Plain as day, panic is the problem. Everyone is scared about enduring the terrible over, costing 20 runs and changing the course of the match. Desperation sets in and they forget the lessons learnt over the years, concentrating instead upon pitching the perfect ball. Usually it goes wrong and a boundary results, whereupon the bowler is under intense pressure for the rest of the over.
Obviously another development awaits. The tactic of pressing for wickets is correct. The need to vary the length, pace, angle and movement of deliveries has been proven. But it all goes to nothing unless the strategy is skilfully carried out. Nothing is simpler than to hit a bad slow ball, unless it is a full-toss or long hop pretending to be a bouncer. Last night's leftovers and beef stroganoff are both stews but they don't taste the same.
Bowlers can escape serious punishment in two circumstances. When the pitch is grumpy or grassy they can take wickets simply by performing as normal. When the pitch is firm, though, and the boundaries are short, as if often the case, their success depends on calm thinking and precise execution. At present the batsmen are ruling the roost and it's up to the bowlers to stop making life easy for them and to start turning the screws on them. The bowlers are right to attack, but it's no use charging wildly towards the guns. Scorning defeatist sentiment, leather flingers need to stop offering rubbish and start making life harder in the enemy camp. Cricket is a game of pressure. All too often in the IPL and other Twenty20, bowlers are providing the release valve.
Panic is clearly not the problem. After all, it's not just full-tosses that get high for six. Pretty much any line and length gets hit for six. Big surprise! Batsmen who play serious cricket with good quality equipment can hit a ball 80 yards. What ODIs and to an even greater extent T20 cricket are doing is skewing the contest in favor of the bat - only marginally through the use of fielding restrictions, over quotas for bowlers, stricter interpretations of wides, but mainly by making wickets cheap.
The last thing the "leather flingers" need is pompous claptrap from a former County captain.
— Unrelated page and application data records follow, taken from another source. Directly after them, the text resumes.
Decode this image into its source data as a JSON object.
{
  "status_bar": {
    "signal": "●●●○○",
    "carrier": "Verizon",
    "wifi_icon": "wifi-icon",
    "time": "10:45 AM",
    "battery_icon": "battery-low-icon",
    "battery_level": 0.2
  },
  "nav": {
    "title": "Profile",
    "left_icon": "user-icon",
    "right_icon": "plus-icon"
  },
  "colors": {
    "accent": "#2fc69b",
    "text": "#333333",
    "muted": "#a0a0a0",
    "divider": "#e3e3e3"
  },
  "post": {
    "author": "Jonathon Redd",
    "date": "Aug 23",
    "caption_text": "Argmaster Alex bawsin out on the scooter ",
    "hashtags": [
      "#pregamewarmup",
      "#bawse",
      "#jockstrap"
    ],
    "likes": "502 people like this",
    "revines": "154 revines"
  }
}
They don't need arguments that build on meaningless statements like "Cricket is a game of pressure". They need a shift in the contest where by the cost of a wicket is high enough so for a batsman, the price of his wicket will be slightly greater than the benefit of taking a reckless chance for a reasonable period of time. The only place this is so, is in Test Cricket and 4 day cricket, and to some extent, in certain specific situations in an ODI. In a T20 game, such a situation, if it is at all possible, doesn't last longer than an over or two. Even Courtney Walsh survived on average 2 overs per dismissal in a Test!
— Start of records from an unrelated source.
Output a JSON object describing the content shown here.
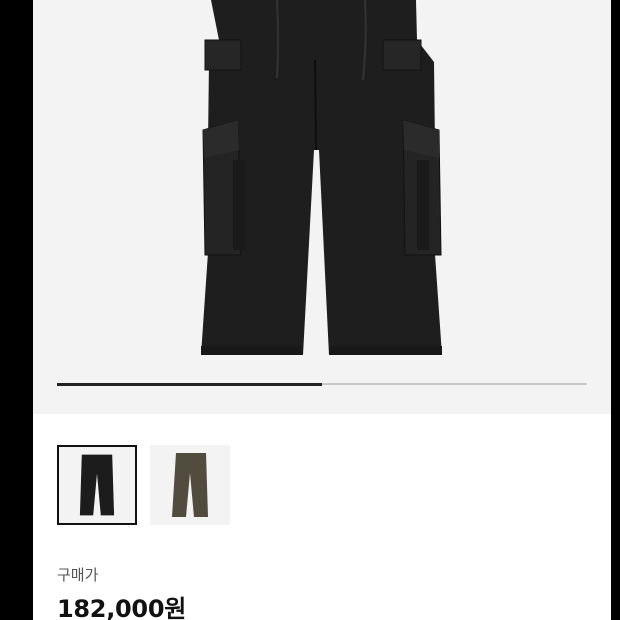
{
  "product": {
    "gallery": {
      "progress_fraction": 0.5,
      "thumbnails": [
        {
          "name": "black",
          "color": "#1c1c1c",
          "selected": true
        },
        {
          "name": "olive",
          "color": "#514c3d",
          "selected": false
        }
      ]
    },
    "price_label": "구매가",
    "price": "182,000원"
  },
  "colors": {
    "hero_bg": "#f3f3f3",
    "pants_black": "#1e1e1e",
    "pants_olive": "#514c3d"
  }
}
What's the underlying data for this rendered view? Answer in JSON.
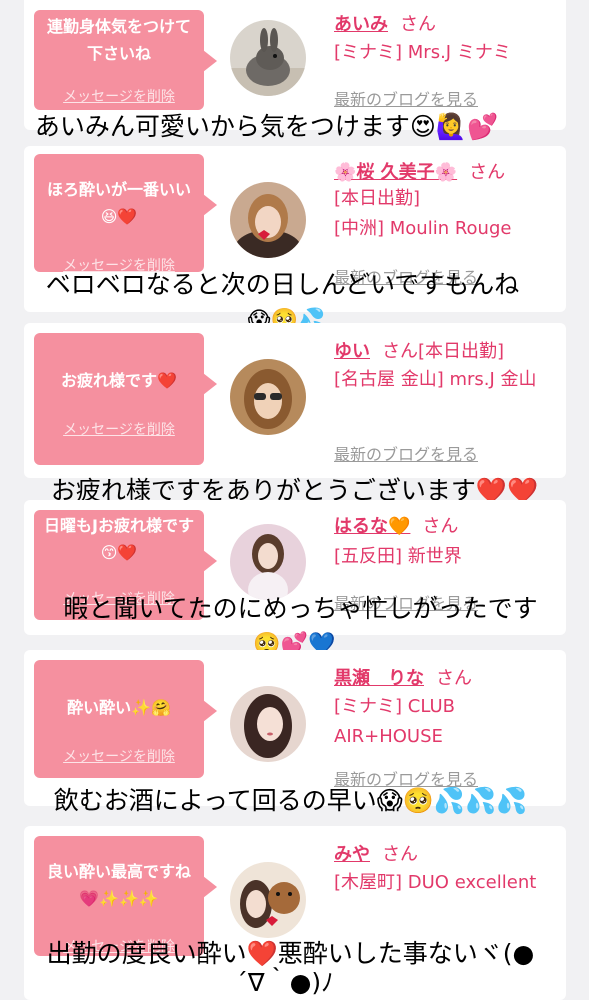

I'm very surprised that Roebuck finds it possible to advice bowlers about their "plight" without commenting on the basic structure of the contest and the limitations that this creates for bowlers. The problem is obviously not just that batsmen have been innovating while bowlers have not. Neither is it the case that batsmen are inherently superior at executing their skills than bowlers. Batsmen are not inherently superior human beings compared to bowlers. The problem is that they have been provided with a situation in which throwing caution to the wind is not only possible, but required.